#### [Exercise instructions]
Each line of the entries below that includes "title" belongs in your answer.

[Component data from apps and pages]
::::

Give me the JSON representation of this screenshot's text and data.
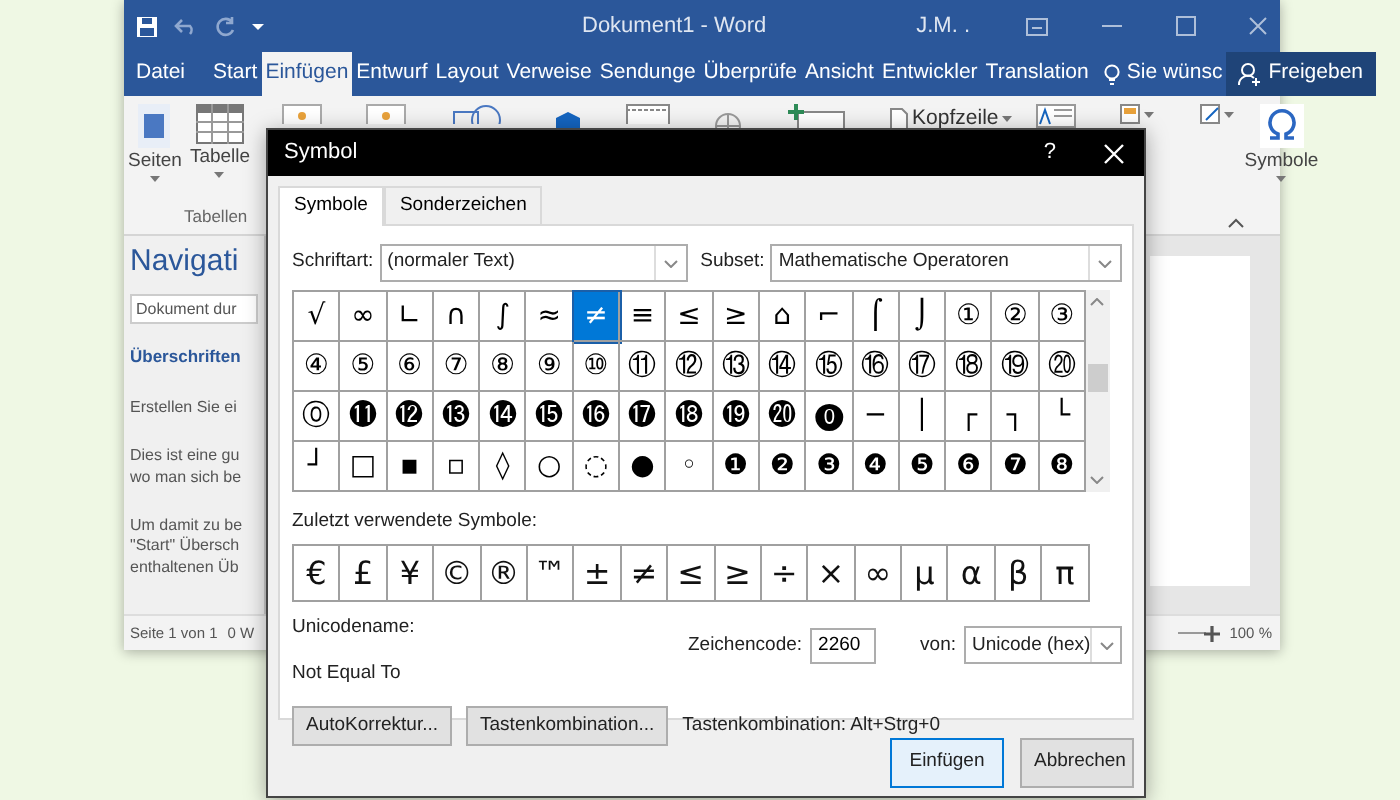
{
  "window": {
    "title": "Dokument1 - Word",
    "user": "J.M. ."
  },
  "ribbon_tabs": [
    {
      "label": "Datei",
      "selected": false
    },
    {
      "label": "Start",
      "selected": false
    },
    {
      "label": "Einfügen",
      "selected": true
    },
    {
      "label": "Entwurf",
      "selected": false
    },
    {
      "label": "Layout",
      "selected": false
    },
    {
      "label": "Verweise",
      "selected": false
    },
    {
      "label": "Sendunge",
      "selected": false
    },
    {
      "label": "Überprüfe",
      "selected": false
    },
    {
      "label": "Ansicht",
      "selected": false
    },
    {
      "label": "Entwickler",
      "selected": false
    },
    {
      "label": "Translation",
      "selected": false
    }
  ],
  "tell_me": "Sie wünsc",
  "share_button": "Freigeben",
  "ribbon": {
    "pages_button": "Seiten",
    "table_button": "Tabelle",
    "group_label": "Tabellen",
    "header_button": "Kopfzeile",
    "symbols_button": "Symbole"
  },
  "navigation": {
    "title": "Navigati",
    "search": {
      "placeholder": "Dokument dur"
    },
    "headings_tab": "Überschriften",
    "paragraphs": [
      [
        "Erstellen Sie ei"
      ],
      [
        "Dies ist eine gu",
        "wo man sich be"
      ],
      [
        "Um damit zu be",
        "\"Start\" Übersch",
        "enthaltenen Üb"
      ]
    ]
  },
  "status_bar": {
    "page": "Seite 1 von 1",
    "words": "0 W",
    "zoom": "100 %"
  },
  "dialog": {
    "title": "Symbol",
    "help": "?",
    "tabs": [
      {
        "label": "Symbole",
        "selected": true
      },
      {
        "label": "Sonderzeichen",
        "selected": false
      }
    ],
    "font_label": "Schriftart:",
    "font_value": "(normaler Text)",
    "subset_label": "Subset:",
    "subset_value": "Mathematische Operatoren",
    "symbols": [
      {
        "char": "√",
        "selected": false
      },
      {
        "char": "∞",
        "selected": false
      },
      {
        "char": "∟",
        "selected": false
      },
      {
        "char": "∩",
        "selected": false
      },
      {
        "char": "∫",
        "selected": false
      },
      {
        "char": "≈",
        "selected": false
      },
      {
        "char": "≠",
        "selected": true
      },
      {
        "char": "≡",
        "selected": false
      },
      {
        "char": "≤",
        "selected": false
      },
      {
        "char": "≥",
        "selected": false
      },
      {
        "char": "⌂",
        "selected": false
      },
      {
        "char": "⌐",
        "selected": false
      },
      {
        "char": "⌠",
        "selected": false
      },
      {
        "char": "⌡",
        "selected": false
      },
      {
        "char": "①",
        "selected": false
      },
      {
        "char": "②",
        "selected": false
      },
      {
        "char": "③",
        "selected": false
      },
      {
        "char": "④",
        "selected": false
      },
      {
        "char": "⑤",
        "selected": false
      },
      {
        "char": "⑥",
        "selected": false
      },
      {
        "char": "⑦",
        "selected": false
      },
      {
        "char": "⑧",
        "selected": false
      },
      {
        "char": "⑨",
        "selected": false
      },
      {
        "char": "⑩",
        "selected": false
      },
      {
        "char": "⑪",
        "selected": false
      },
      {
        "char": "⑫",
        "selected": false
      },
      {
        "char": "⑬",
        "selected": false
      },
      {
        "char": "⑭",
        "selected": false
      },
      {
        "char": "⑮",
        "selected": false
      },
      {
        "char": "⑯",
        "selected": false
      },
      {
        "char": "⑰",
        "selected": false
      },
      {
        "char": "⑱",
        "selected": false
      },
      {
        "char": "⑲",
        "selected": false
      },
      {
        "char": "⑳",
        "selected": false
      },
      {
        "char": "⓪",
        "selected": false
      },
      {
        "char": "⓫",
        "selected": false
      },
      {
        "char": "⓬",
        "selected": false
      },
      {
        "char": "⓭",
        "selected": false
      },
      {
        "char": "⓮",
        "selected": false
      },
      {
        "char": "⓯",
        "selected": false
      },
      {
        "char": "⓰",
        "selected": false
      },
      {
        "char": "⓱",
        "selected": false
      },
      {
        "char": "⓲",
        "selected": false
      },
      {
        "char": "⓳",
        "selected": false
      },
      {
        "char": "⓴",
        "selected": false
      },
      {
        "char": "⓿",
        "selected": false
      },
      {
        "char": "─",
        "selected": false
      },
      {
        "char": "│",
        "selected": false
      },
      {
        "char": "┌",
        "selected": false
      },
      {
        "char": "┐",
        "selected": false
      },
      {
        "char": "└",
        "selected": false
      },
      {
        "char": "┘",
        "selected": false
      },
      {
        "char": "□",
        "selected": false
      },
      {
        "char": "▪",
        "selected": false
      },
      {
        "char": "▫",
        "selected": false
      },
      {
        "char": "◊",
        "selected": false
      },
      {
        "char": "○",
        "selected": false
      },
      {
        "char": "◌",
        "selected": false
      },
      {
        "char": "●",
        "selected": false
      },
      {
        "char": "◦",
        "selected": false
      },
      {
        "char": "❶",
        "selected": false
      },
      {
        "char": "❷",
        "selected": false
      },
      {
        "char": "❸",
        "selected": false
      },
      {
        "char": "❹",
        "selected": false
      },
      {
        "char": "❺",
        "selected": false
      },
      {
        "char": "❻",
        "selected": false
      },
      {
        "char": "❼",
        "selected": false
      },
      {
        "char": "❽",
        "selected": false
      }
    ],
    "recent_label": "Zuletzt verwendete Symbole:",
    "recent": [
      "€",
      "£",
      "¥",
      "©",
      "®",
      "™",
      "±",
      "≠",
      "≤",
      "≥",
      "÷",
      "×",
      "∞",
      "µ",
      "α",
      "β",
      "π"
    ],
    "unicode_name_label": "Unicodename:",
    "unicode_name": "Not Equal To",
    "code_label": "Zeichencode:",
    "code_value": "2260",
    "from_label": "von:",
    "from_value": "Unicode (hex)",
    "buttons": [
      "AutoKorrektur...",
      "Tastenkombination..."
    ],
    "shortcut_text": "Tastenkombination: Alt+Strg+0",
    "ok_button": "Einfügen",
    "cancel_button": "Abbrechen"
  }
}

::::

#### [Exercise answer]
    "title": "Dokument1 - Word",
    "title": "Navigati",
    "title": "Symbol",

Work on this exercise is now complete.